INPUT:
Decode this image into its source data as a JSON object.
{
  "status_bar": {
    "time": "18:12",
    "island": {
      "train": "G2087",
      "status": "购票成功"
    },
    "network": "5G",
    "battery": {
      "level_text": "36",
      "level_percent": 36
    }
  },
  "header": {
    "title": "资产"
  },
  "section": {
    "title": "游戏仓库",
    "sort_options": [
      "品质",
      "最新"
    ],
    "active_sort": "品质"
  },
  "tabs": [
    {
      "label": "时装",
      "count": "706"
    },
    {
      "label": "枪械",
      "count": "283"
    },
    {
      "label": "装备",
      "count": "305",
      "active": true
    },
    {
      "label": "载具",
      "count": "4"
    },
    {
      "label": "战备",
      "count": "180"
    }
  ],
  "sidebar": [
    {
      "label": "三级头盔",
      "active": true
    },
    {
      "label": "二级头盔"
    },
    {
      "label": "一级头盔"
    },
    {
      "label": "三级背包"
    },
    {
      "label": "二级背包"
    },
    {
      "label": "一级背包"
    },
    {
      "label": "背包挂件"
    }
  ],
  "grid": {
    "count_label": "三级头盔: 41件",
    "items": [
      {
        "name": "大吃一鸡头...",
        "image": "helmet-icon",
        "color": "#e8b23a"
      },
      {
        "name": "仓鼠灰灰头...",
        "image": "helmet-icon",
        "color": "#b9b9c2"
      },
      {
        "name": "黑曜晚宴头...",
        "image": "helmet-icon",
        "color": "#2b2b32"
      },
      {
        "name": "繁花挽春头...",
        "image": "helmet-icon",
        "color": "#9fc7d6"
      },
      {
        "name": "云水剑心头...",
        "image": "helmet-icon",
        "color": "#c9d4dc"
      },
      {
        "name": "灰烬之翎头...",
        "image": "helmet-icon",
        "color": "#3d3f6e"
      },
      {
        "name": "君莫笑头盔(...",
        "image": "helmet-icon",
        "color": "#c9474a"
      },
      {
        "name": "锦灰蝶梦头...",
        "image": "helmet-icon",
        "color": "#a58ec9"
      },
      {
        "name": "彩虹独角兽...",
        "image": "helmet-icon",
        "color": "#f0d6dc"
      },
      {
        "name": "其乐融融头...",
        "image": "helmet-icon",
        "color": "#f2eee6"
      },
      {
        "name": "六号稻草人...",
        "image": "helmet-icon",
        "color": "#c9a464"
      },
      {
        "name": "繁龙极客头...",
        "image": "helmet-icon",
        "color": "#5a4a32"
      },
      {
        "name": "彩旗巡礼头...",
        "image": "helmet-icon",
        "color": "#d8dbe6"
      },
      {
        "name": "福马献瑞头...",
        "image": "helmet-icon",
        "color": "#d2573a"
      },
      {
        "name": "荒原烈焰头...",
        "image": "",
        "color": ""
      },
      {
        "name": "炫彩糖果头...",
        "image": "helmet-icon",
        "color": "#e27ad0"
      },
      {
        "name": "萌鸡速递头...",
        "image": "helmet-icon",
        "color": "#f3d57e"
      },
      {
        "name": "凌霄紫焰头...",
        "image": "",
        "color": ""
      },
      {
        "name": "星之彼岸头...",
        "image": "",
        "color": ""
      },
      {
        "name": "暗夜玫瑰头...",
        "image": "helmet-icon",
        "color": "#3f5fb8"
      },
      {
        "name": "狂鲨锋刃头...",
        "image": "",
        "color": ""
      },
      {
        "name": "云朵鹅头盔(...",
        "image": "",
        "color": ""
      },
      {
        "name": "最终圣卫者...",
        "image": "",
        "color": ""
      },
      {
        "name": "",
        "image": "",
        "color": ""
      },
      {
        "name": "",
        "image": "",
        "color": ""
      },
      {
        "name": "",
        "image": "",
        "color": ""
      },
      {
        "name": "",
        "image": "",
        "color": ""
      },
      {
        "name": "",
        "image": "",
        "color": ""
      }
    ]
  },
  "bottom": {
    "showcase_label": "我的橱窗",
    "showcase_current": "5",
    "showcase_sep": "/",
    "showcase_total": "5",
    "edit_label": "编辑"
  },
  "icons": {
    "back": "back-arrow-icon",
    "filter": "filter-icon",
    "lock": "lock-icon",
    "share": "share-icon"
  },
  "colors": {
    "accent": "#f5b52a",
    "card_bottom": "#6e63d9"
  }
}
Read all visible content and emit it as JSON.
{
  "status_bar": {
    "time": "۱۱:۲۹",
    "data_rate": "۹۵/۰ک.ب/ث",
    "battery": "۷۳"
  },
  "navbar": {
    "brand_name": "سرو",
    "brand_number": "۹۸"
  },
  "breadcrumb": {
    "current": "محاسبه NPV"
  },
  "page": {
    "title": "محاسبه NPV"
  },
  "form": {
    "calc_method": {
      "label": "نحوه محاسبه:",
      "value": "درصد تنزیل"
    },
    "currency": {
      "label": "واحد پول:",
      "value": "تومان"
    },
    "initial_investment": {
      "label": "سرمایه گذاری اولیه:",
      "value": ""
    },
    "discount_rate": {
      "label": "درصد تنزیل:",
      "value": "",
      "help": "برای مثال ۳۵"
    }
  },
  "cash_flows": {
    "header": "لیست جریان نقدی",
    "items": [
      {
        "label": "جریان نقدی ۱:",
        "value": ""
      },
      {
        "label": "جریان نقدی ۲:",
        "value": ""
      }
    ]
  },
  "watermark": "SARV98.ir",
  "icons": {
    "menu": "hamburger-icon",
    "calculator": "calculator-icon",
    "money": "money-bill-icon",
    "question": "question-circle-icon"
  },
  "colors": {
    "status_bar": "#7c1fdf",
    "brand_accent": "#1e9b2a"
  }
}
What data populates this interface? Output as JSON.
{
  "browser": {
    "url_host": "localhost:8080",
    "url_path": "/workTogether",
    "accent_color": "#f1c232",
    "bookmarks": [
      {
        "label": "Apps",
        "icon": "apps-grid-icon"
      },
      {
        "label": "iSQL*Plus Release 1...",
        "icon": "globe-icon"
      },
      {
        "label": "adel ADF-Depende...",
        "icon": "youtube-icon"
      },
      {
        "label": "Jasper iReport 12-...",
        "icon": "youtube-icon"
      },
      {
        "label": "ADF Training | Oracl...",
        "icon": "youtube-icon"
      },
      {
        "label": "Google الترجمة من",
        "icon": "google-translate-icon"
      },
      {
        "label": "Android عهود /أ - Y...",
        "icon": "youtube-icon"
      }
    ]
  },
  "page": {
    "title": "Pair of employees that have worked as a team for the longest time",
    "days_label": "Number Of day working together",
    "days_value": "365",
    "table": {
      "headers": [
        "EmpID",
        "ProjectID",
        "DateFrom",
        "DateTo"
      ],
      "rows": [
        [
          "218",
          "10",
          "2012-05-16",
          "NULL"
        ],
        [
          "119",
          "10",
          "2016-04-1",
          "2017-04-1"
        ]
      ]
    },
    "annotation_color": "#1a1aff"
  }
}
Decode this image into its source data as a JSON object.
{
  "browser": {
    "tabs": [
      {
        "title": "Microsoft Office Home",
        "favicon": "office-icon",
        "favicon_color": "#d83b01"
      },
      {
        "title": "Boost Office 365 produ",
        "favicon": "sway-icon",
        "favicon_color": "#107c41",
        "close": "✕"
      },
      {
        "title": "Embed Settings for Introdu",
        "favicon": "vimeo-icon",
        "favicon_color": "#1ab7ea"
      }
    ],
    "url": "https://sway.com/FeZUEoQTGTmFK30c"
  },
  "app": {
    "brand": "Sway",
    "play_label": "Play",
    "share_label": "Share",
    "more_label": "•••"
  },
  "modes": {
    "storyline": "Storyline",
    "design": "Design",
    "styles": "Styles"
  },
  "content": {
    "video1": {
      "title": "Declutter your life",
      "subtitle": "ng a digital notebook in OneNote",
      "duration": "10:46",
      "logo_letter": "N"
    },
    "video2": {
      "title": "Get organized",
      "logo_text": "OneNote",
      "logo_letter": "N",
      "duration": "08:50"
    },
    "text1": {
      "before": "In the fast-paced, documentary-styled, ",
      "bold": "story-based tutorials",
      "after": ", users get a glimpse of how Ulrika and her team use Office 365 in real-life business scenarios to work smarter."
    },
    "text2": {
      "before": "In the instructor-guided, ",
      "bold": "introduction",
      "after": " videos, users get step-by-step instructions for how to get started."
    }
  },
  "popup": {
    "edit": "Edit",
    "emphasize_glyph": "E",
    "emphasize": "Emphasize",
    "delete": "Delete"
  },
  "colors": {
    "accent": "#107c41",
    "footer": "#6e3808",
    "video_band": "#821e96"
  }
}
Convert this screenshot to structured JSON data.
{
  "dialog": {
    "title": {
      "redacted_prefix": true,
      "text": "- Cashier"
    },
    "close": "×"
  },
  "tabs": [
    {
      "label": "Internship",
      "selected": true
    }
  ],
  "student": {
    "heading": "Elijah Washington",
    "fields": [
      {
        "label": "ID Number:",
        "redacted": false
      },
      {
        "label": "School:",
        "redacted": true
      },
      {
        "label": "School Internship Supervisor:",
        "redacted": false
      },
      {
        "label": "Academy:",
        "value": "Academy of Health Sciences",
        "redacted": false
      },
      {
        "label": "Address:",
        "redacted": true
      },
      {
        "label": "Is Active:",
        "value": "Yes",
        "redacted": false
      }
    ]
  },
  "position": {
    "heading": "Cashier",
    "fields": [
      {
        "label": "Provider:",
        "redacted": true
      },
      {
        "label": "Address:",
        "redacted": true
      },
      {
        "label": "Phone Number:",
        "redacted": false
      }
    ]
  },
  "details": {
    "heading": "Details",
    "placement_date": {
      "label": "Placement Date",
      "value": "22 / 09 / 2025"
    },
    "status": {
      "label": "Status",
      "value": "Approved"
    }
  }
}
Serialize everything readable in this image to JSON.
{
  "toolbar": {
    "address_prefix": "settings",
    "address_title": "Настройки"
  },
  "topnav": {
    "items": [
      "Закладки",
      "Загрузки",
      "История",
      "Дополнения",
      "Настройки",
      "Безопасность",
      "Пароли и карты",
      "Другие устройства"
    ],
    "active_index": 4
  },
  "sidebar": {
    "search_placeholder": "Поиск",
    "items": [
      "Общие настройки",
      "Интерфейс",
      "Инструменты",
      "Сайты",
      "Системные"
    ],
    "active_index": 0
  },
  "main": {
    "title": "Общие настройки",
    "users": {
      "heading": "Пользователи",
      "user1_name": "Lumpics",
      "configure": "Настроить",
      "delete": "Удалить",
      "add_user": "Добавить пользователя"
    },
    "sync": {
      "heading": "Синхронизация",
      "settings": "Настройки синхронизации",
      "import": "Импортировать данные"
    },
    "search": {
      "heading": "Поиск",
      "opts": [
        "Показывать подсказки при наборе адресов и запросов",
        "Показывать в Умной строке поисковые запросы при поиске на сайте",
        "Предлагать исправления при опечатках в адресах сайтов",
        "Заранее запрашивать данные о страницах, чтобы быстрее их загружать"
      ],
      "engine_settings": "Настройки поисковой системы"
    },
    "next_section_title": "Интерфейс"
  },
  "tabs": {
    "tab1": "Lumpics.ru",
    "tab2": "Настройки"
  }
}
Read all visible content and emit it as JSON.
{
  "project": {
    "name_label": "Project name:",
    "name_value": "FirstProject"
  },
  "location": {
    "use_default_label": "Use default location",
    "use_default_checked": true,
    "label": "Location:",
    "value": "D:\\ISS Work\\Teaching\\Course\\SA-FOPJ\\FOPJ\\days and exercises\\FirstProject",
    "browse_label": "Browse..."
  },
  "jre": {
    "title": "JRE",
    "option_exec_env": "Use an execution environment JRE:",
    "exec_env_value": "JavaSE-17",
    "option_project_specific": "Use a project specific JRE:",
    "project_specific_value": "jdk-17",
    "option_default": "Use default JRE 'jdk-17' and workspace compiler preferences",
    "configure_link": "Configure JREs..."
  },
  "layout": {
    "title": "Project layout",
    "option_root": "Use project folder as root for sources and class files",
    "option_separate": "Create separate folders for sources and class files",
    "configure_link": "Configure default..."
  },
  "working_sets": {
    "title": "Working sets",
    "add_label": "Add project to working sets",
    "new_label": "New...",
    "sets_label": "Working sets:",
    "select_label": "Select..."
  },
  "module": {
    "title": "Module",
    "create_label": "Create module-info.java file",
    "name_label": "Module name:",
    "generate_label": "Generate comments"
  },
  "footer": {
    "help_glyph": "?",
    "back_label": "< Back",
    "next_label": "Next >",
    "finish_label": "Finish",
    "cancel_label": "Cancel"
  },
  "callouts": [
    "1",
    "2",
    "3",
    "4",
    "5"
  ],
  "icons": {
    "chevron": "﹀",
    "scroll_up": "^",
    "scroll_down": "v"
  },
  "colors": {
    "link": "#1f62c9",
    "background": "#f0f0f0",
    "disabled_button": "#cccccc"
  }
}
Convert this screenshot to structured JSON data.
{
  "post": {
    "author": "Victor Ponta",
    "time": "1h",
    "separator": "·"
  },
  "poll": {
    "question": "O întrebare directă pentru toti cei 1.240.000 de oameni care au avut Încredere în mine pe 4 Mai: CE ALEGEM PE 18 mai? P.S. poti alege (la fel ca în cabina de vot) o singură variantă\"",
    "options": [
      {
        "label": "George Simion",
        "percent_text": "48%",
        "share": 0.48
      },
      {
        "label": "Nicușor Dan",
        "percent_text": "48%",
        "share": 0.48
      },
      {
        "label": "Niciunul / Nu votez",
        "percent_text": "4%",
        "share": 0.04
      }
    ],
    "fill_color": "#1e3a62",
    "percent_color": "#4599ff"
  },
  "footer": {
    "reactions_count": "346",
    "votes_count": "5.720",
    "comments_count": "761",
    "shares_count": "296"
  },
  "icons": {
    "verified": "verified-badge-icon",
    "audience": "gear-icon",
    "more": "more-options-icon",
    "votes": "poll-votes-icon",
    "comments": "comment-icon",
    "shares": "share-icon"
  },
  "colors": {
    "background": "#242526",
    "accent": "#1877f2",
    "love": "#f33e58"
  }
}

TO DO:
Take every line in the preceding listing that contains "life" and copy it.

ANSWER SECTION:
      "title": "Declutter your life",
      "after": ", users get a glimpse of how Ulrika and her team use Office 365 in real-life business scenarios to work smarter."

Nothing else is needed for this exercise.